Tuesday, November 20, 2018
Free Press Unlimited staff, designers, students and other experts have put their heads together for out of the box solutions to real-life challenges at our first ever hackathon.

Forty participants spent two days in October brainstorming, concept designing and pitching intensively around the theme 'Hack the media'.

Organised by Free Press Unlimited and Studio Why, the event was aimed at boosting innovation by enabling people to break out of their normal thinking routines.

"Part of innovation is getting out of your everyday way of thinking: thinking outside of the box, breaking things open, being pressured to come up with crazy wild ideas which you can then narrow down to realistic ideas," said co-organiser Bethel Tsegaye.

"It's interesting to see how people go through these change processes by having intense discussions, validating and re-validating, which we don't get to do on an everyday basis."

Four media challenges

Participants were tasked with tackling one of four challenges faced by the media by engaging journalists, technical and non-technical creatives.

They included developing a podcast to break the information gap on media in non-western countries and finding a way to search for missing migrant and refugee children in Europe using investigative journalism.

A series of short masterclasses on how to develop a concept guided participants through the process. Bringing the innovators together with their target groups gave their ideas a greater chance of success, said co-organiser Peter van Lier.

"Without checking with the people the idea is really meant for, you have a very big chance your idea stays what it is: a nice idea nobody wants," he said.

Augmented reality podcast

The winning concept, a podcast which relies on augmented reality to highlight key moments in the narrative, won €2.500 in seed funding to further develop the concept.

Team member Amy Vis believes fresh perspectives and critical questions enabled her group to come up with a better idea.

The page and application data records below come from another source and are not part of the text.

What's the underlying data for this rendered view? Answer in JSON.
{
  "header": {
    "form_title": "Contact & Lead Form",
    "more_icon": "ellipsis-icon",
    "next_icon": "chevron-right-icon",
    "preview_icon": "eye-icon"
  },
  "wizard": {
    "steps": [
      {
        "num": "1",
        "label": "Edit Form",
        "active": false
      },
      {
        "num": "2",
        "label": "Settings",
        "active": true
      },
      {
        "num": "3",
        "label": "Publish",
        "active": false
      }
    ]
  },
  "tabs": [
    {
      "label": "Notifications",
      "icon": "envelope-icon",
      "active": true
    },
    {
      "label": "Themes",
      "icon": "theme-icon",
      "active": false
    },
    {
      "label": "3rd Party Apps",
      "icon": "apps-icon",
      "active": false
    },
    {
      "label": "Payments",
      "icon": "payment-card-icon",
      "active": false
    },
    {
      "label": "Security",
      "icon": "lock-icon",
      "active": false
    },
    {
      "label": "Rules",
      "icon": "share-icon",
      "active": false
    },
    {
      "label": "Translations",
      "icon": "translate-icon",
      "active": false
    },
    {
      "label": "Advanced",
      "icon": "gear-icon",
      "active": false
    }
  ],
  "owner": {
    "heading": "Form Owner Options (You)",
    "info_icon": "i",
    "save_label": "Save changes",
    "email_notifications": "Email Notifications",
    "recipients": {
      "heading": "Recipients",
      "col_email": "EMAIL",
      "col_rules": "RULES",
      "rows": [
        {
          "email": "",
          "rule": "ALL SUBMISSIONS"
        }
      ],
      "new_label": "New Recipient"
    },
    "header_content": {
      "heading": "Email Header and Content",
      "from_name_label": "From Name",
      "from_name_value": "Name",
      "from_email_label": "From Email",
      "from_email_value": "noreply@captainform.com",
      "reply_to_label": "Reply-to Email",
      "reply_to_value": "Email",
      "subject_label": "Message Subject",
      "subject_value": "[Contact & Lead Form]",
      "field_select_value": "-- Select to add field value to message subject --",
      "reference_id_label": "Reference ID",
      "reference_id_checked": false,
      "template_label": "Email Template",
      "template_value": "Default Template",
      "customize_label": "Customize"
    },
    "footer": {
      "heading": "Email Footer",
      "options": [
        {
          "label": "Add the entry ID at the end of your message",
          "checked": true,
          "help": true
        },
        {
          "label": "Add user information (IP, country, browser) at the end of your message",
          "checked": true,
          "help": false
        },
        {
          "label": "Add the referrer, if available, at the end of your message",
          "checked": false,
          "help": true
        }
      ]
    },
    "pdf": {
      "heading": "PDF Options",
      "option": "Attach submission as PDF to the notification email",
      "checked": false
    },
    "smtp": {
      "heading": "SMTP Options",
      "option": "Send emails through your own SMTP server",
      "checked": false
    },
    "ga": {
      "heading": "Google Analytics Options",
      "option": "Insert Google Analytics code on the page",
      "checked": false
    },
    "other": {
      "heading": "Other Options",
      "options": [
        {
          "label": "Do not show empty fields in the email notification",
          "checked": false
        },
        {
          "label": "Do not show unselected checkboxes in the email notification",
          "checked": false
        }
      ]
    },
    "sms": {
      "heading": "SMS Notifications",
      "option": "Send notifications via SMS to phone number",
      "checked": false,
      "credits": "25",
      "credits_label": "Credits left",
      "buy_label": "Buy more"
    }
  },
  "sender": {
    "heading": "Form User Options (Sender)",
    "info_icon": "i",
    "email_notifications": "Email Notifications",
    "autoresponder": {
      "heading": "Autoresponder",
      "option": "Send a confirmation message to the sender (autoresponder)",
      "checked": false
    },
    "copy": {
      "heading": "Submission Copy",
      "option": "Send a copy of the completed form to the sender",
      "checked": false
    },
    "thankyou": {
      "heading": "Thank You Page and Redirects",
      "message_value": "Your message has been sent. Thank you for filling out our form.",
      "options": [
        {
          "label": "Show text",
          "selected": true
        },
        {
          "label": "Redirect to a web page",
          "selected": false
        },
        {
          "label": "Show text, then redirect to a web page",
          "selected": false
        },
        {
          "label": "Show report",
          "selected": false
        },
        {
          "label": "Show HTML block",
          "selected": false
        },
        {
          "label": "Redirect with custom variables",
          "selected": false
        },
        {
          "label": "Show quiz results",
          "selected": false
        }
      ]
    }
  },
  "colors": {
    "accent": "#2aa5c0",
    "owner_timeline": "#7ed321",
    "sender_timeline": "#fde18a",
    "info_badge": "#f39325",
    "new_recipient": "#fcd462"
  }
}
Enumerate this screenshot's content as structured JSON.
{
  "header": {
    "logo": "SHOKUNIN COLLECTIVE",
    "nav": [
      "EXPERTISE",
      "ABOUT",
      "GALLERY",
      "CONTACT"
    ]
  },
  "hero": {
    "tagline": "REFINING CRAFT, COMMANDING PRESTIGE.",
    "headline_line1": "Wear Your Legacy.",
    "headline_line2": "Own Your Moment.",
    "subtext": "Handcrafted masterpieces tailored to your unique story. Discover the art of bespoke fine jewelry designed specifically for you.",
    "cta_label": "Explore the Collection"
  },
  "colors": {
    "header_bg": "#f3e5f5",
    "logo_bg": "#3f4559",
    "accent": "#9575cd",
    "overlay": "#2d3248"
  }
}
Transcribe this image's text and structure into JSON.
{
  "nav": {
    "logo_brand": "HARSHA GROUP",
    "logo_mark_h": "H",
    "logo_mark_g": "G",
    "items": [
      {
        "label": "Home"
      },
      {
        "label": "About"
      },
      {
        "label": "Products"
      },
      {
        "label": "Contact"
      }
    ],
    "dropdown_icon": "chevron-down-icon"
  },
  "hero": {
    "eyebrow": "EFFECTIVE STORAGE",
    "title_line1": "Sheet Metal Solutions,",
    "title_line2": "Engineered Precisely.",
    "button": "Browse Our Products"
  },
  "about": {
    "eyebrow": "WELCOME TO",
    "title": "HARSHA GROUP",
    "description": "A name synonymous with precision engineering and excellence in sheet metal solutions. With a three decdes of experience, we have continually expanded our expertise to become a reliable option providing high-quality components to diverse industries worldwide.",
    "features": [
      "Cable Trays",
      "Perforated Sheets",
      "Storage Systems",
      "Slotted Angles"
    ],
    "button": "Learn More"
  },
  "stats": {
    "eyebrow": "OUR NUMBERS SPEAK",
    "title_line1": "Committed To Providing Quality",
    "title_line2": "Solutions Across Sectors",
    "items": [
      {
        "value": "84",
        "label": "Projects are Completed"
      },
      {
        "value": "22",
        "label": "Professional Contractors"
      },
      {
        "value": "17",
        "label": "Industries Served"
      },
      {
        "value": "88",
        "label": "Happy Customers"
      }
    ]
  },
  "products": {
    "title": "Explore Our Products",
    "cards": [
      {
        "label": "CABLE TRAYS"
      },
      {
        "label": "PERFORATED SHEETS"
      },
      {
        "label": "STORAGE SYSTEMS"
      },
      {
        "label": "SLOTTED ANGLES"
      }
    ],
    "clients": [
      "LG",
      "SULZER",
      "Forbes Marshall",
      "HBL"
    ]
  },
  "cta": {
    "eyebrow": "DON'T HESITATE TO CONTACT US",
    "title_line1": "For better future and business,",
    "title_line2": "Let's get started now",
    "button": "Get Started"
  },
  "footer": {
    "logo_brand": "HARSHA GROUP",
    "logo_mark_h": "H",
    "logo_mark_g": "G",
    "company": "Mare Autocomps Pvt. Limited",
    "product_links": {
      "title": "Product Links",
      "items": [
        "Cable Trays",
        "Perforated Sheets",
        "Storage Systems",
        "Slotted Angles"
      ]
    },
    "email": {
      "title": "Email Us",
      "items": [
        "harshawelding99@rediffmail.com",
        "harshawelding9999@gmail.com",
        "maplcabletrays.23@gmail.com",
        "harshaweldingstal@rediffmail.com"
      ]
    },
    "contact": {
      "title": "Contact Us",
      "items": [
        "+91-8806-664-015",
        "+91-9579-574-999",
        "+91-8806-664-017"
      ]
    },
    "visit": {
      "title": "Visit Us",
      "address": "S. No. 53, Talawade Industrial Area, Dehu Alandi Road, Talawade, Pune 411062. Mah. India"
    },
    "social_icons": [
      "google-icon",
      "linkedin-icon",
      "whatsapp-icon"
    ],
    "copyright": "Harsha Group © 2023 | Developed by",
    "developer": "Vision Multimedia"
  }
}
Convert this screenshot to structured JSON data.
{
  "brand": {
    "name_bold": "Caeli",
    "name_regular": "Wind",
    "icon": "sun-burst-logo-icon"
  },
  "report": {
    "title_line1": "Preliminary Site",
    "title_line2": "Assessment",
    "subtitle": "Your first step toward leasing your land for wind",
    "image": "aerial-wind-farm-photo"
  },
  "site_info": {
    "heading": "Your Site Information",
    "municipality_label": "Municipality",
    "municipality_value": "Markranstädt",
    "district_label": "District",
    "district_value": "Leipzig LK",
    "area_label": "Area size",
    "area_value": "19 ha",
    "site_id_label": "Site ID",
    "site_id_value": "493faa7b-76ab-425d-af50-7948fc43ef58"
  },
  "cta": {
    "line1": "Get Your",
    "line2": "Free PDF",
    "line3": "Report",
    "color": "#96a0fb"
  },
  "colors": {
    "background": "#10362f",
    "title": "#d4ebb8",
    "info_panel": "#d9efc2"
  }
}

"Every time we thought 'Oh we've done it, time to have coffee', someone would come by and ask us a question - and everything would be thrown on its head," she said.

She added: "Hackathons are traditionally seen as a digital thing - when you're in a hackathon you're usually making an app or solving a technological problem. It was nice to see this format can be used for solving other kinds of problems and issues that our partners might be dealing with."

The hackathon was hosted by A-Lab in Amsterdam on October 17 and 18. To participate in future hackathons, follow us on Facebook or Twitter for updates.

Winners of the two-day FPU hackathon

Photos: Studio Why